With the amount of nitrate left in the strips that had the full N load, my calculations showed that I would start showing nitrogen deficiency around V13, which occurred as expected. The strips with the base rate would start showing stress earlier if left untreated, but we already had a sidedress application planned and applied at V9 using 360 Y-DROP™ (prior to running out) By measuring and knowing how much N we had left in bank, I determined the rate needed to finish the crop strong, as well as adjust the timing of our sidedress application. The result: the base rate combined with measuring and supplying late season nitrogen added over 29 bushels per acre compared to the same amount of front-loaded pre-plant nitrogen.
I contrast this to other parts of the corn belt that didn’t experience these flushing rains. In Northern Iowa, fields were measured at V9 and found to have sufficient amounts of nitrate due to very active mineralization and no large rain events. Measuring in these fields allowed us to trim back – or even eliminate – our sidedress N rates, hit our yield potential, and increase our Nitrogen Use Efficiency (bushels per unit of N).
The Lesson from 2015
If we use a base rate (about 40-60% of our total estimated need), we feed the plant during the volatile planting and early spring weather events and we get to see what Mother Nature has in store for us. Then we can measure what nitrates we have in reserve to determine how much (if any) additional N we need to apply during the time the corn plant really starts taking up majority of its nitrogen (V9 and beyond).
Just a week ago, it was 55 degrees and we had record rains in central Illinois. For my friends that applied fall anhydrous, there are big questions about the ammonium to nitrate transition. How much has converted and moved? Based on what I learned this year, there is a big benefit to limiting the pre-season nitrogen that is subject to loss. There are tools like 360 SOILSCAN that let me measure what’s left and calculate the amount needed to reach my yield goal.
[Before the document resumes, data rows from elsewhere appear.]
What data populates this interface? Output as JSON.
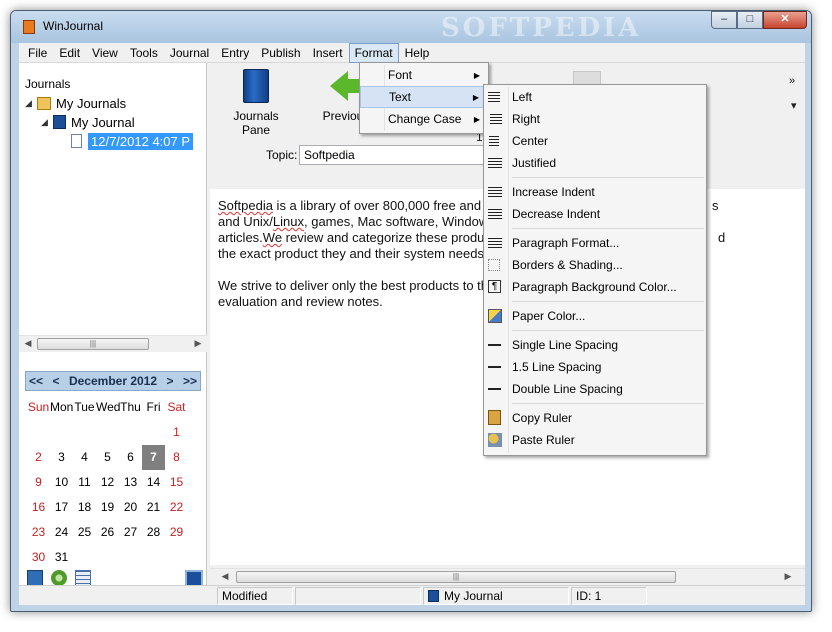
{
  "window": {
    "title": "WinJournal",
    "watermark": "SOFTPEDIA",
    "min": "–",
    "max": "□",
    "close": "✕"
  },
  "menubar": [
    "File",
    "Edit",
    "View",
    "Tools",
    "Journal",
    "Entry",
    "Publish",
    "Insert",
    "Format",
    "Help"
  ],
  "tree": {
    "title": "Journals",
    "root": "My Journals",
    "journal": "My Journal",
    "entry": "12/7/2012 4:07 P"
  },
  "calendar": {
    "nav_prev_year": "<<",
    "nav_prev": "<",
    "month": "December 2012",
    "nav_next": ">",
    "nav_next_year": ">>",
    "weekdays": [
      "Sun",
      "Mon",
      "Tue",
      "Wed",
      "Thu",
      "Fri",
      "Sat"
    ],
    "days": [
      "",
      "",
      "",
      "",
      "",
      "",
      "1",
      "2",
      "3",
      "4",
      "5",
      "6",
      "7",
      "8",
      "9",
      "10",
      "11",
      "12",
      "13",
      "14",
      "15",
      "16",
      "17",
      "18",
      "19",
      "20",
      "21",
      "22",
      "23",
      "24",
      "25",
      "26",
      "27",
      "28",
      "29",
      "30",
      "31",
      "",
      "",
      "",
      "",
      ""
    ],
    "today": "7"
  },
  "toolbar": {
    "journals_pane": "Journals Pane",
    "previous": "Previous",
    "date_fragment": "12/7",
    "topic_label": "Topic:",
    "topic_value": "Softpedia",
    "overflow": "»",
    "dropdown": "▾"
  },
  "editor": {
    "p1_l1_a": "Softpedia",
    "p1_l1_b": " is a library of over 800,000 free and fre",
    "p1_l1_c": "s",
    "p1_l2_a": "and Unix/",
    "p1_l2_b": "Linux",
    "p1_l2_c": ", games, Mac software, Windows",
    "p1_l3_a": "articles.",
    "p1_l3_b": "We",
    "p1_l3_c": " review and categorize these product",
    "p1_l3_d": "d",
    "p1_l4": "the exact product they and their system needs.",
    "p2_l1": "We strive to deliver only the best products to the",
    "p2_l2": "evaluation and review notes."
  },
  "format_menu": {
    "items": [
      {
        "label": "Font",
        "submenu": true
      },
      {
        "label": "Text",
        "submenu": true,
        "highlighted": true
      },
      {
        "label": "Change Case",
        "submenu": true
      }
    ]
  },
  "text_menu": {
    "left": "Left",
    "right": "Right",
    "center": "Center",
    "justified": "Justified",
    "increase_indent": "Increase Indent",
    "decrease_indent": "Decrease Indent",
    "paragraph_format": "Paragraph Format...",
    "borders_shading": "Borders & Shading...",
    "paragraph_bg_color": "Paragraph Background Color...",
    "paper_color": "Paper Color...",
    "single_spacing": "Single Line Spacing",
    "one_half_spacing": "1.5 Line Spacing",
    "double_spacing": "Double Line Spacing",
    "copy_ruler": "Copy Ruler",
    "paste_ruler": "Paste Ruler"
  },
  "statusbar": {
    "state": "Modified",
    "journal": "My Journal",
    "id": "ID: 1"
  },
  "colors": {
    "accent": "#3399ff",
    "weekend": "#c81e1e",
    "calendar_header": "#b8cfe8"
  }
}
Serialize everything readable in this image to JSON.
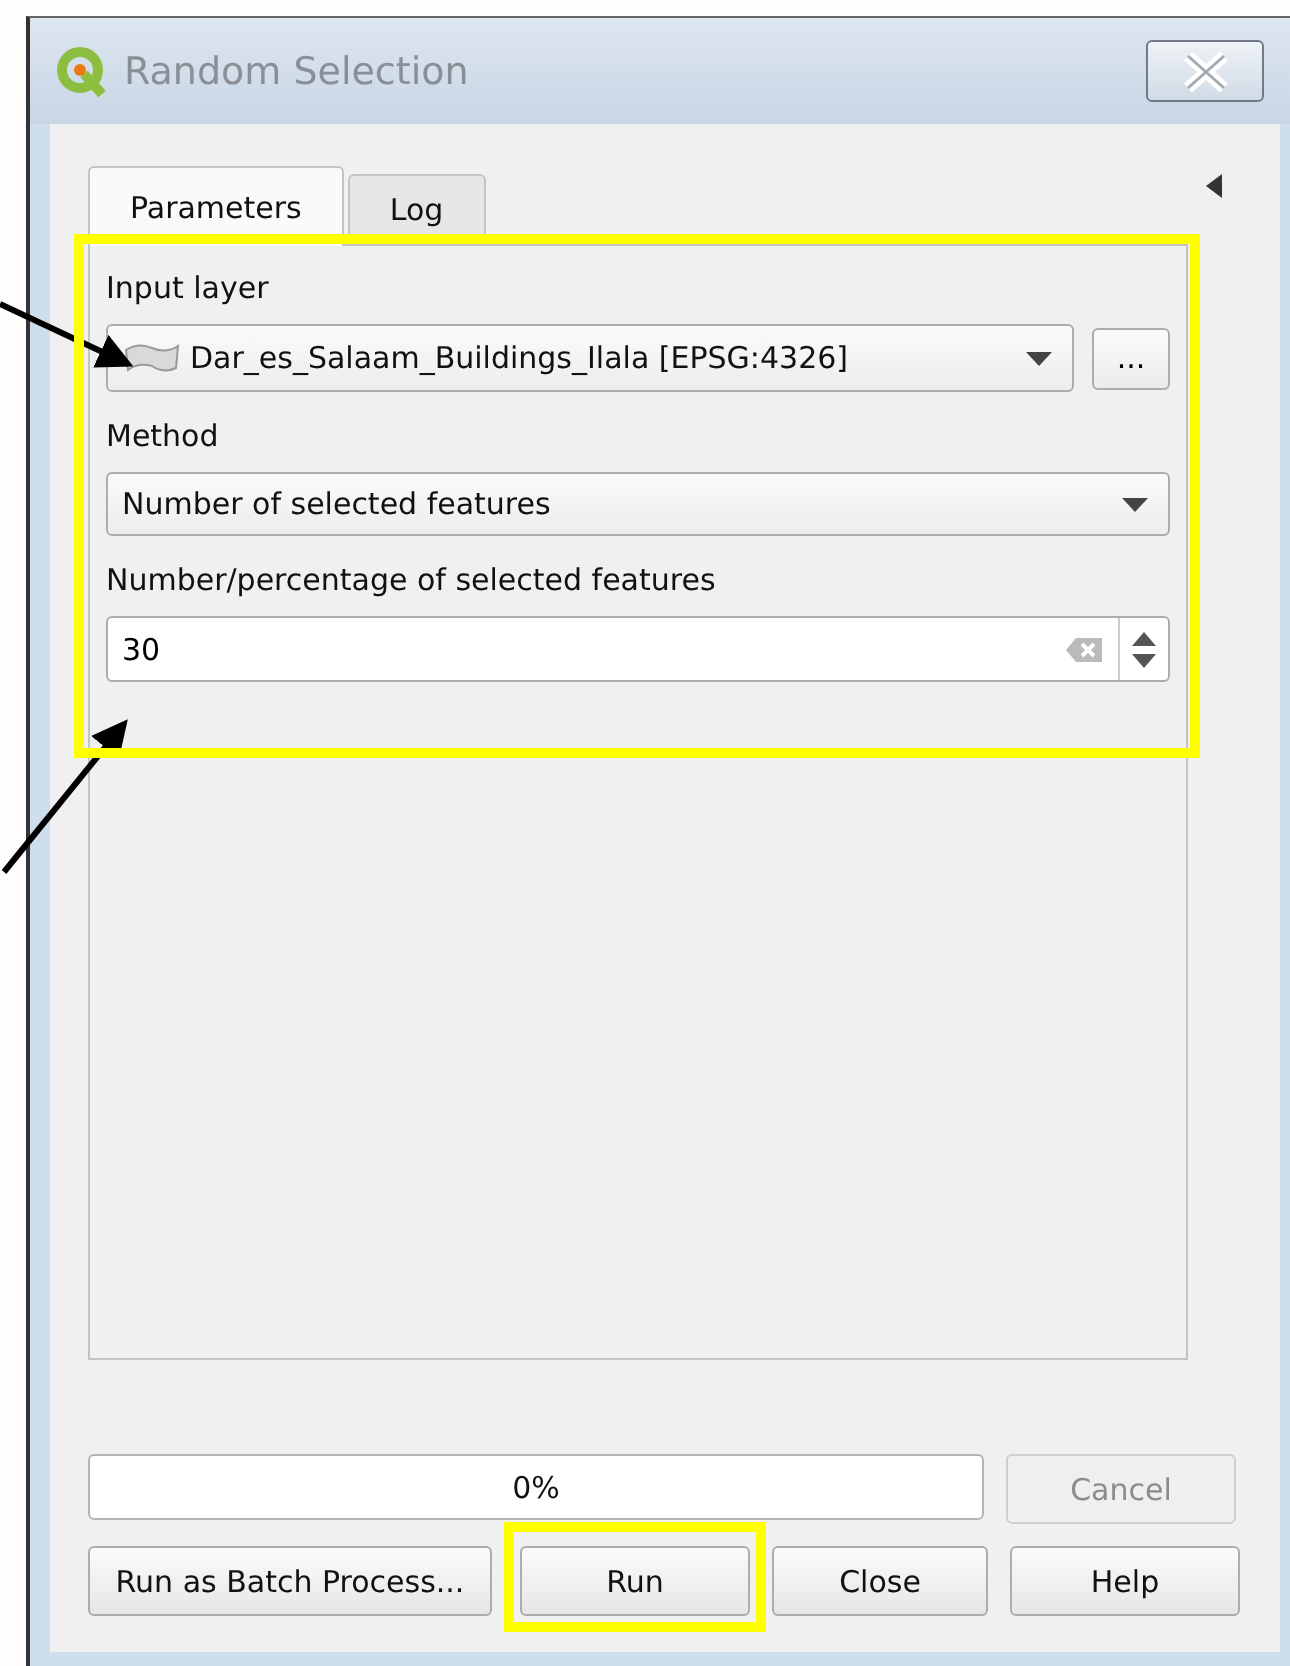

And there are new tools like 360 Y-DROP, a nitrogen application attachment, that let me supply just the right amount at the right place at the right time.
(Source – http://www.agriculture.com/crops/corn/2015-lessons-in-nitrogen-magement_136-ar51815)